Pieter van der Aa (1659 – 1733) was a Dutch publisher, best known for preparing maps and atlases. Despite producing his own work, van der Aa is also known for his production of pirated editions of illustrated publications and foreign bestsellers. Beginning his career as a Latin trade publisher in Leiden in 1683, van der Aa's ambition was to one day become the most famous printer in the city. In 1715, van der Aa was appointed the head printer for Leiden and its university.
David Loggan (1635-1692), artist and engraver, was born at Danzig in 1635. He may have learnt the art of engraving from Simon van den Passe in Denmark and from Hendrik Hondius in the Netherlands. Loggan followed Hondius's sons to England in about 1653, and by 1665 he was residing at Nuffield, near Oxford, and had made the acquaintance of the antiquarian Anthony Wood. On 30 March 1669 he was appointed Engraver to the University of Oxford, with an annual salary of twenty shillings. He married a daughter of Robert Jordan, Esq. of Kencote Hall in Oxfordshire in 1671, and in 1672 they had a son, John Loggan, who later graduated from Trinity College. The marriage probably produced another son, William Loggan, about whom little is known except that he was responsible for a satirical print of Father Peters and the Jesuits, published in 1681. David Loggan took up residence in Holywell in about 1671, prior to matriculating at the University. In 1675 he was naturalised as an Englishman. The remainder of his life was spent mostly in London, where he worked as an agent and art dealer, and as Engraver to the University of Cambridge, a position he attained in 1690, two years before his death. Loggan's two great works were a series of architectural bird's eye plans of the colleges and public buildings of Oxford and Cambridge, the Oxonia Illustrata, published in 1675, and its rarer sister Cantabrigia Illustrata, which appeared at some point previous to 1690. Following Loggan's death, the plates were acquired and reprinted by Henry Overton in 1705 and c.1710 respectively.

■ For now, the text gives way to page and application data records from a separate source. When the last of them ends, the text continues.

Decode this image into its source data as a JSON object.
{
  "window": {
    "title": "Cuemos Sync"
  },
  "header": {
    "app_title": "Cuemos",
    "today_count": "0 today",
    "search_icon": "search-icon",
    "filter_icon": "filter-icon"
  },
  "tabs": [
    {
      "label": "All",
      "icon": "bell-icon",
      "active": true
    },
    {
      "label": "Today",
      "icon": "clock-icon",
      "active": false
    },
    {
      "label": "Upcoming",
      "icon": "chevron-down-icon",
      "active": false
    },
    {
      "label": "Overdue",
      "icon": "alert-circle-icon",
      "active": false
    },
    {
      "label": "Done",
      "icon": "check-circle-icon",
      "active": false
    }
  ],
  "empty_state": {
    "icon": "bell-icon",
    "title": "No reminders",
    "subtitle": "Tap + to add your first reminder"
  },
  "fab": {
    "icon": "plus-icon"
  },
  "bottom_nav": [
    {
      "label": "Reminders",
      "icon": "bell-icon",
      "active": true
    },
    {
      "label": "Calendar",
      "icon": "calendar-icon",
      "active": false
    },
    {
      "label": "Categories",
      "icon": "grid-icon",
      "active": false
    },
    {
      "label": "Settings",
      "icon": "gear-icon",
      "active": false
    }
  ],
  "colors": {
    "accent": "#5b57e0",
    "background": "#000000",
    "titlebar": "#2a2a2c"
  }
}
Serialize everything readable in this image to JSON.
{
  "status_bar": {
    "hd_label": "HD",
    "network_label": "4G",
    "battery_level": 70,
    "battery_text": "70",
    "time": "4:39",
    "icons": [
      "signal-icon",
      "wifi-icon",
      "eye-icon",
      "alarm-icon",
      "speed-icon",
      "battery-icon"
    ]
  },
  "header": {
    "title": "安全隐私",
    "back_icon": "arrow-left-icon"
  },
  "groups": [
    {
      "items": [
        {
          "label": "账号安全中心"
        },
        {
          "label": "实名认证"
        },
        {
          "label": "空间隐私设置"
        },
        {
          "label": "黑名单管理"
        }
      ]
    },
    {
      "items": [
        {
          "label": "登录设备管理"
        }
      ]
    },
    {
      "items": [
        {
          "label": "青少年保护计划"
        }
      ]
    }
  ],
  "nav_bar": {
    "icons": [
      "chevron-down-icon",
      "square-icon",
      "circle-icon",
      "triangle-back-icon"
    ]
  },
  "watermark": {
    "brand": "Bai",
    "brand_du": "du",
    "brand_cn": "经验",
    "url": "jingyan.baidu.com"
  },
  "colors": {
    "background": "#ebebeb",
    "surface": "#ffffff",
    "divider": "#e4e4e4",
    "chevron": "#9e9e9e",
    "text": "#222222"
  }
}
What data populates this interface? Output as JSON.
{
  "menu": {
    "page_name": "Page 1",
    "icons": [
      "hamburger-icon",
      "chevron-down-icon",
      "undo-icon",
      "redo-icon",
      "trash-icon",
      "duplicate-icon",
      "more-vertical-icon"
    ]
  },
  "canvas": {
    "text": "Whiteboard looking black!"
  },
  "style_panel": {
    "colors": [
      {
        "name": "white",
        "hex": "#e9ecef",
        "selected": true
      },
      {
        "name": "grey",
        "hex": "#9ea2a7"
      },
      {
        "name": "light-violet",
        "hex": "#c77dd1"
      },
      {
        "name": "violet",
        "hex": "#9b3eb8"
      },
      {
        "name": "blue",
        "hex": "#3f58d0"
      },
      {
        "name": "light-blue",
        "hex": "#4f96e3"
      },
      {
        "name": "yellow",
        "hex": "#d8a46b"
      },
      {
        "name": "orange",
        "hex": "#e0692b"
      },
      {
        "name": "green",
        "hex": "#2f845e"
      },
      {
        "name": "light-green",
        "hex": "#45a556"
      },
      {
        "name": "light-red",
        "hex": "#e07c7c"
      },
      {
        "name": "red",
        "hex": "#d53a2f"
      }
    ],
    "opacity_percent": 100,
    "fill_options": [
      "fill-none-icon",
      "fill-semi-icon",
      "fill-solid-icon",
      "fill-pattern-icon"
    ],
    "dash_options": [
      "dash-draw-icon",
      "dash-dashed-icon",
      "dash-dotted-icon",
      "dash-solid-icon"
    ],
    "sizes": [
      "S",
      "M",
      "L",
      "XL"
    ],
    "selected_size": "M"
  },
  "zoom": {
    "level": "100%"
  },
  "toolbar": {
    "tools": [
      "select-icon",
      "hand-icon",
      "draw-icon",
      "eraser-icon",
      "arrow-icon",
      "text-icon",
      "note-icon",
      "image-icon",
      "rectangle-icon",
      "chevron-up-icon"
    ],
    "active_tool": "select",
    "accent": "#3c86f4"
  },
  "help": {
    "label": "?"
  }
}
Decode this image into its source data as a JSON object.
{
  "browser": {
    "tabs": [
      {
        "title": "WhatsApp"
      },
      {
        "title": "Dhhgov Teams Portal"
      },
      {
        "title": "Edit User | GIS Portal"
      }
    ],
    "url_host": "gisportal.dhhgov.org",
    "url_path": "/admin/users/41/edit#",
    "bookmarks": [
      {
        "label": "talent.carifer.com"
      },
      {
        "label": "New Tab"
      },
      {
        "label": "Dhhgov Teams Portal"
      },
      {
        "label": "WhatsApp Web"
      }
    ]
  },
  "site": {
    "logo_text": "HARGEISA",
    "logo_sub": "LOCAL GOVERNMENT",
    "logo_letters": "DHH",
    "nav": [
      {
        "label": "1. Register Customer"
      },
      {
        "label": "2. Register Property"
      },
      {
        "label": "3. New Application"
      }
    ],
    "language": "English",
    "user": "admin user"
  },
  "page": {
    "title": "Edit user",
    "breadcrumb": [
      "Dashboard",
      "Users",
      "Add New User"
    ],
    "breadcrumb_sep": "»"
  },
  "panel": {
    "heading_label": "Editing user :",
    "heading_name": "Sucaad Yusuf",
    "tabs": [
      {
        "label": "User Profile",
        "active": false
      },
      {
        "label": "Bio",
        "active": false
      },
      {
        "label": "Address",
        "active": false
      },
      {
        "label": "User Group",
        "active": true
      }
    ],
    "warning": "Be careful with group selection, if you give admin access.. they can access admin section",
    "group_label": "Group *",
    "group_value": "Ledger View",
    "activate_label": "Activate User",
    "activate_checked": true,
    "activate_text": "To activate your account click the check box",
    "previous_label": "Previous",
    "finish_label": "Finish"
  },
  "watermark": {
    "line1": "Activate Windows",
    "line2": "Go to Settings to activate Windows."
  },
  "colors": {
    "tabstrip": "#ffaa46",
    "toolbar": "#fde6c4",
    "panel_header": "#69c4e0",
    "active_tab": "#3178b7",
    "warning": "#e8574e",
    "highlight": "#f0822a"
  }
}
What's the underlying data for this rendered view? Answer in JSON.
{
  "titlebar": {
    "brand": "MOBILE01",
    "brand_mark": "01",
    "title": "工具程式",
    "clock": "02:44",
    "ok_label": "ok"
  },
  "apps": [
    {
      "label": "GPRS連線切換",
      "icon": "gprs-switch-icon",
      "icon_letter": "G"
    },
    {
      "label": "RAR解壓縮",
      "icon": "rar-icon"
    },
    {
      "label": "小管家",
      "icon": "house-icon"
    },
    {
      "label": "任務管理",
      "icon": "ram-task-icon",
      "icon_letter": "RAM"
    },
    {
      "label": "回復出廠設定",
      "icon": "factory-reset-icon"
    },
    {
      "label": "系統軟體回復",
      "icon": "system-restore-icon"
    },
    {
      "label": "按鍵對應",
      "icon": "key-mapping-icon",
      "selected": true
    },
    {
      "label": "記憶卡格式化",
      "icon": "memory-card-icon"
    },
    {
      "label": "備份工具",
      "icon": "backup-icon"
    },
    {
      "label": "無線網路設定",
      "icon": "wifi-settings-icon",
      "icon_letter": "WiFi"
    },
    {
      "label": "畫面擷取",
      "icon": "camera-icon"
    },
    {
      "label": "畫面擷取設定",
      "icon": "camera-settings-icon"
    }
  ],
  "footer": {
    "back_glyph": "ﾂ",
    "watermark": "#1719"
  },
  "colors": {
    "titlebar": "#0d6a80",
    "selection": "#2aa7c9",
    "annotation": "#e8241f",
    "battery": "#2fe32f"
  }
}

Oxonia Illustrata was the first illustrated book on Oxford and one of the major works of the 17th century. The book was the product of several years of devoted and conscientious effort in which Loggan was assisted by his pupil Robert White. The Oxonia Illustrata was intended as a companion work to Historia Antiquitates Universitatis Oxoniensis by Anthony Wood, with whom Loggan had become acquainted some years earlier. Although clearly intended as companions, with pagination suggesting that they were even parts of the same volume, for some unknown reason both books were published independently.
Condition: In excellent condition, not folded, page number in manuscript in upper right corner.